There is no pictorial depth in Ade-Ledic-Nander I, everything happens on the surface – which is necessary in order to perceive the various movas. The colour palette is dry, almost cool, and against the pale yellow background the movas emerge in muted colours like brownish red, blue or greyish blue.

Fahlström’s signifigurative painting as signs was based on several invented rules and was therefore impossible to characterise within a more general visual language. If one did not know anything about Fahlström’s intentions, it would be easy to ‘read’ his images as compositions and not as chains of events and processes. Knowledge about Fahlström’s notions of sign shapes, rules and time-phases is required in order to really penetrate his visual universe. Like Duchamp’s ‘large glass’ La Mariée mise à nu par ses célibataires, même (1915-23) the Ade-Ledic-Nander paintings can never be completely understood without knowing about the theory that, although invisible, lies behind it.

The Ade-Ledic-Nander paintings are two key works in Fahlström’s early artistic production, in their consistent application of the ideas he had raised in the program for a signifigurative painting as signs. And even if the games paintings of the 1960s might at first glance seem far from the introverted and detailed worlds of signs of the 1950s, his fundamental ideas about signs, games and time have remained in those works too.

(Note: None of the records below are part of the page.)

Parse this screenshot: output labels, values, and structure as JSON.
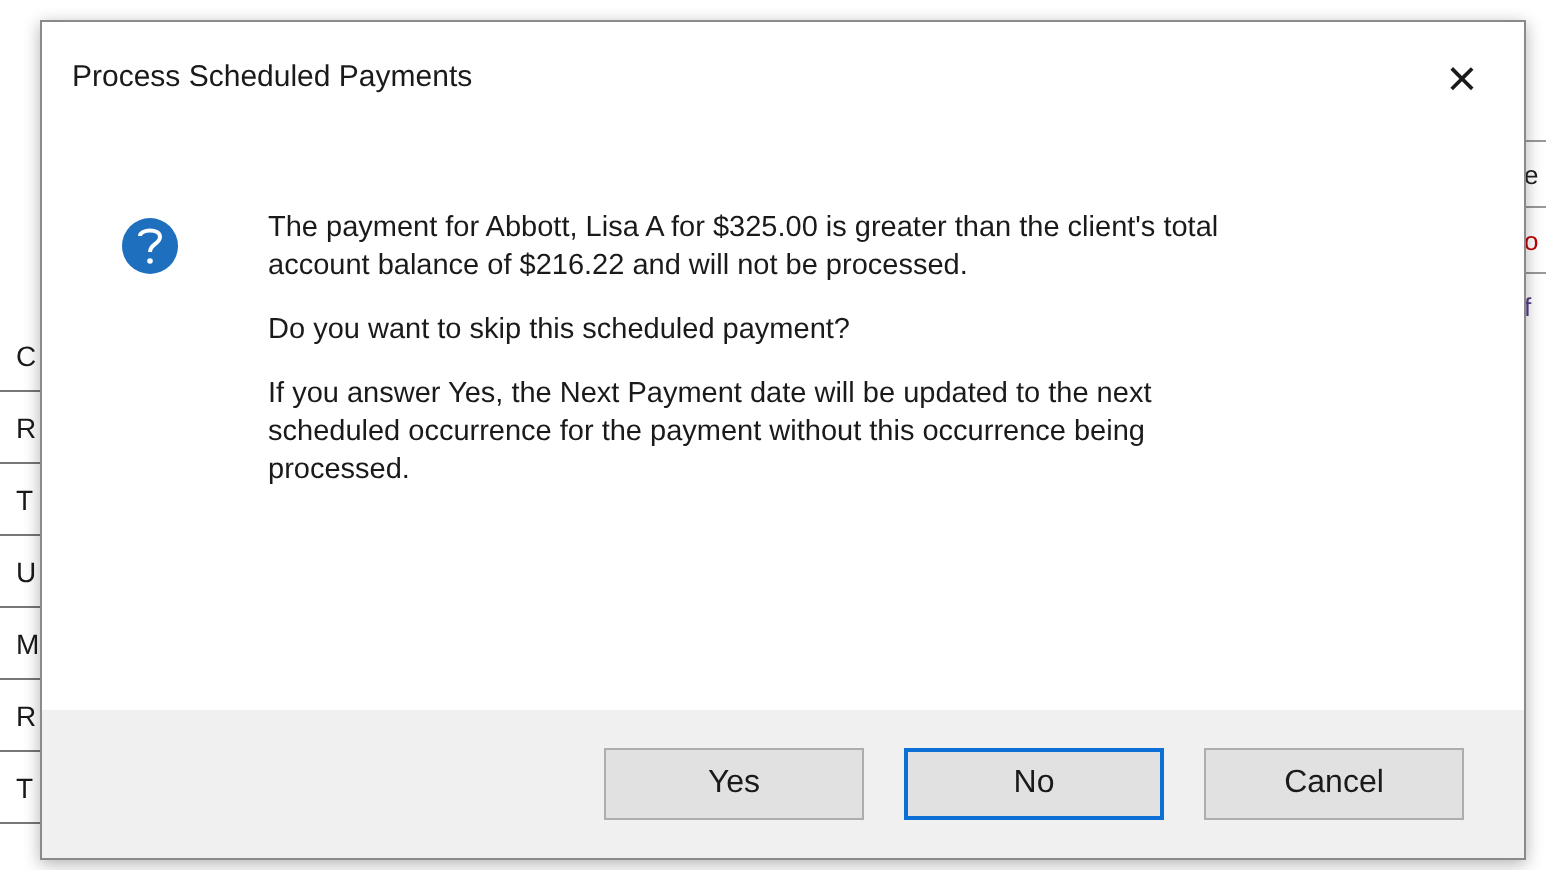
{
  "background": {
    "left_cells": [
      "C",
      "R",
      "T",
      "U",
      "M",
      "R",
      "T"
    ],
    "right_cells": [
      {
        "text": "e",
        "color": "#222222"
      },
      {
        "text": "o",
        "color": "#c00000"
      },
      {
        "text": "f",
        "color": "#5a3d8a"
      }
    ]
  },
  "dialog": {
    "title": "Process Scheduled Payments",
    "close": "×",
    "message": [
      "The payment for Abbott, Lisa A for $325.00 is greater than the client's total account balance of $216.22 and will not be processed.",
      "Do you want to skip this scheduled payment?",
      "If you answer Yes, the Next Payment date will be updated to the next scheduled occurrence for the payment without this occurrence being processed."
    ],
    "buttons": [
      {
        "label": "Yes",
        "selected": false
      },
      {
        "label": "No",
        "selected": true
      },
      {
        "label": "Cancel",
        "selected": false
      }
    ]
  }
}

The ownership history of Ade-Ledic-Nander I is also interesting. The two first owners, Roberto Matta and Robert Rauschenberg, have both been very influential in Fahlström’s artistic practice, in different ways. Matta’s art inspired Fahlström’s notions of signifigurative painting as signs and Rauschenberg helped him get established in New York. Matta had bought Ade-Ledic-Nander I in 1959 at Fahlström’s Galerie Daniel Cordier exhibition in Paris. How it later ended up in Rauschenberg’s possession is unknown. What is clear is that Rauschenberg valued the painting highly – according to the Robert Rauschenberg Foundation archives it hanged in the bedroom of his New York apartment. Both Matta and Rauschenberg were close friends with Fahlström and their friendships lasted up until their final days.

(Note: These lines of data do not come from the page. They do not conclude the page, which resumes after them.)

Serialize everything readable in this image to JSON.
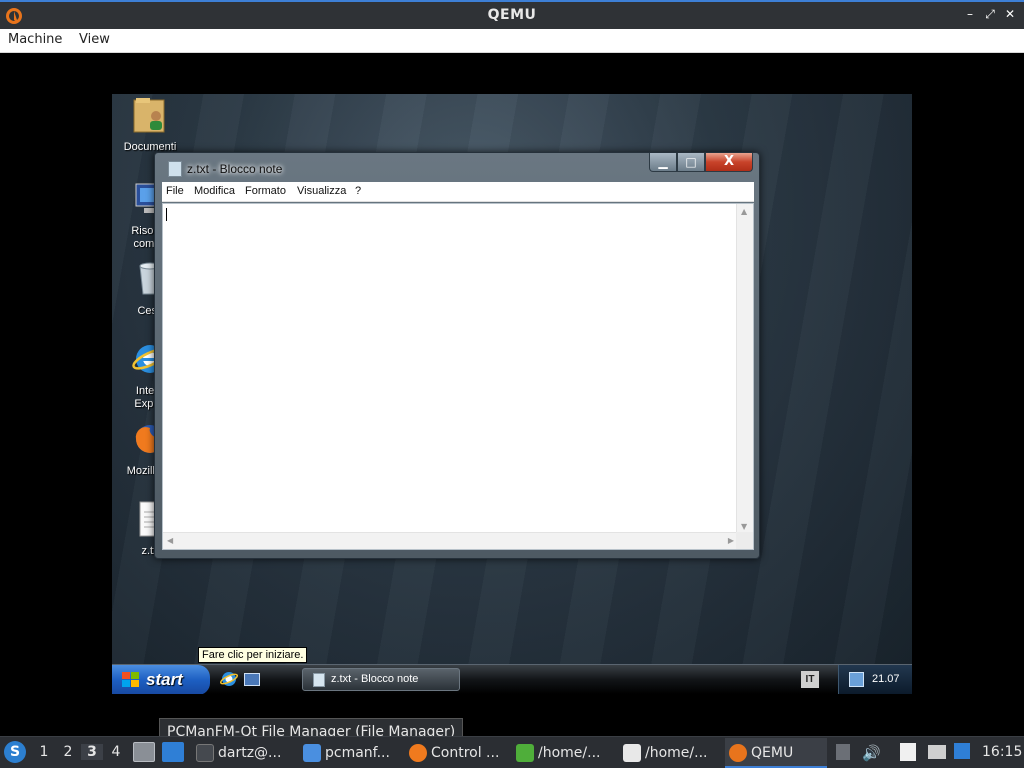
{
  "host_window": {
    "title": "QEMU",
    "menu": [
      "Machine",
      "View"
    ],
    "controls": {
      "minimize": "–",
      "restore": "⤢",
      "close": "✕"
    }
  },
  "guest": {
    "desktop_icons": [
      {
        "label": "Documenti",
        "icon": "folder-user-icon"
      },
      {
        "label": "Risorse del computer",
        "label_visible": "Risorse\ncompu",
        "icon": "computer-icon"
      },
      {
        "label": "Cestino",
        "label_visible": "Cesti",
        "icon": "recycle-bin-icon"
      },
      {
        "label": "Internet Explorer",
        "label_visible": "Intern\nExplor",
        "icon": "internet-explorer-icon"
      },
      {
        "label": "Mozilla Firefox",
        "label_visible": "Mozilla Fi",
        "icon": "firefox-icon"
      },
      {
        "label": "z.txt",
        "label_visible": "z.tx",
        "icon": "text-file-icon"
      }
    ],
    "notepad": {
      "title": "z.txt - Blocco note",
      "menu": [
        "File",
        "Modifica",
        "Formato",
        "Visualizza",
        "?"
      ],
      "close_glyph": "X",
      "content": ""
    },
    "taskbar": {
      "start_label": "start",
      "tooltip": "Fare clic per iniziare.",
      "task_label": "z.txt - Blocco note",
      "language": "IT",
      "clock": "21.07"
    }
  },
  "host_tooltip": "PCManFM-Qt File Manager (File Manager)",
  "host_taskbar": {
    "workspaces": [
      "1",
      "2",
      "3",
      "4"
    ],
    "active_workspace": "3",
    "tasks": [
      {
        "label": "dartz@...",
        "icon": "terminal-icon"
      },
      {
        "label": "pcmanf...",
        "icon": "folder-icon"
      },
      {
        "label": "Control ...",
        "icon": "firefox-icon"
      },
      {
        "label": "/home/...",
        "icon": "archive-icon"
      },
      {
        "label": "/home/...",
        "icon": "text-editor-icon"
      },
      {
        "label": "QEMU",
        "icon": "qemu-icon",
        "active": true
      }
    ],
    "clock": "16:15"
  },
  "colors": {
    "accent": "#3d7fd6",
    "host_panel": "#2b2e33",
    "start_button": "#1d5fc2",
    "close_button": "#c8432a"
  }
}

This text is an extract from a longer piece written by Lars Hjelmstedt, an art historian specialising in Öyvind Fahlström.